While a freehold land refers to a land title in perpetuity which, in most cases, is the most preferred type of land title to own, a leasehold land means that you just have a lease from the freeholder to use the land for a number of years, which can range from 30 years to even 999 years.
In most parts of Petaling Jaya, the authorities have extended leases for another term. The extension of leases for leasehold properties is governed under section 197 of the National Land Code (Act 56 of 1965) pertaining to the applications for approval of surrender of the whole of the land, as well as the land rules of the various states (for the state of Selangor, the extension of a lease is governed by the Selangor Land Rules 2003 and Selangor Quarry Rules 2003).
There is also another type of property built on private leases of similar tenures to that of government leasehold. This type of lease poses more challenges for buyers as the owners of the land are private parties and they do not have renewal or lease extension in the same manner as the government.

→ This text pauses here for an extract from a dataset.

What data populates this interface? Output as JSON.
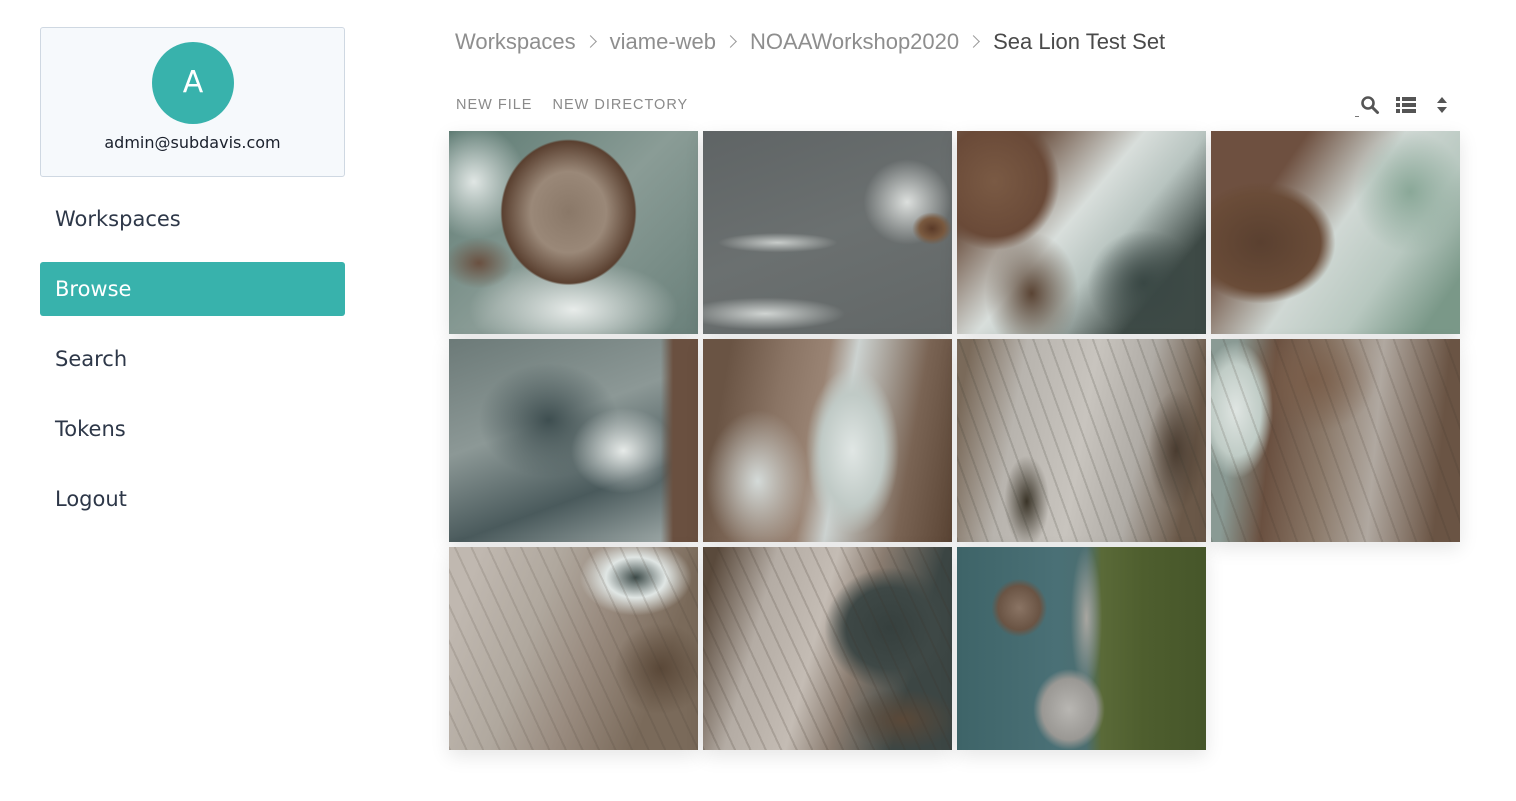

In addition, there is also the case of Malay Reserve Land (MRL) vs Bumi Lots. While it is quite common to think that both are the same, in reality, they are not. Properties developed on Malay Reserved Land can only be owned by Malays and are governed under the Malay Reservation Enactment. Malay owners are not allowed to sell the properties built on MRLs or the lands themselves to non-Malays. Businesses operated on MRLS must be owned by Malays.
Bumi Lots, meanwhile, are units of land or property which can only be purchased and owned by Bumiputeras. To some, this means a more restricted market whereby you can only resell your property to another Bumiputera. There are, however, incidences where a transfer can be made to a non-bumi, although this is subject to approval from the authority.
“Bumi Quota” is also another term commonly used when developers market new projects, and this is again not to be confused with Bumi Lots. Under the New Economic Policy (NEP), this was introduced to increase Bumiputera shares in real estate to at least 30%. However, depending on locality, this percentage differs. Bumi Quota can also be released and is subject to the fulfilment of conditions.
About the Author
Chan Ai Cheng is the General Manager of S.K Brothers Realty (M) Sdn. Bhd.
It might be hard to get your loan approved but as we mentioned before, there are many other factors that banks look up to in considering your housing loan approval.
Do you know how much is your Home Loan eligibility? Not sure how much you can borrow from the bank?
- Credit history up to the past 12 months [CCRIS]
- Bankruptcy, Legal Suits, Legal action from banks, SAA, and Trade Bureau (Section E)
- Max home loan eligibility calculation up to 12 mortgage favorable banks in Malaysia
- CCRIS + Credit report + Calculator
It only takes 5 minutes. Click here now to get 50% off -> https://www.smartinvestor.com.my/techrevo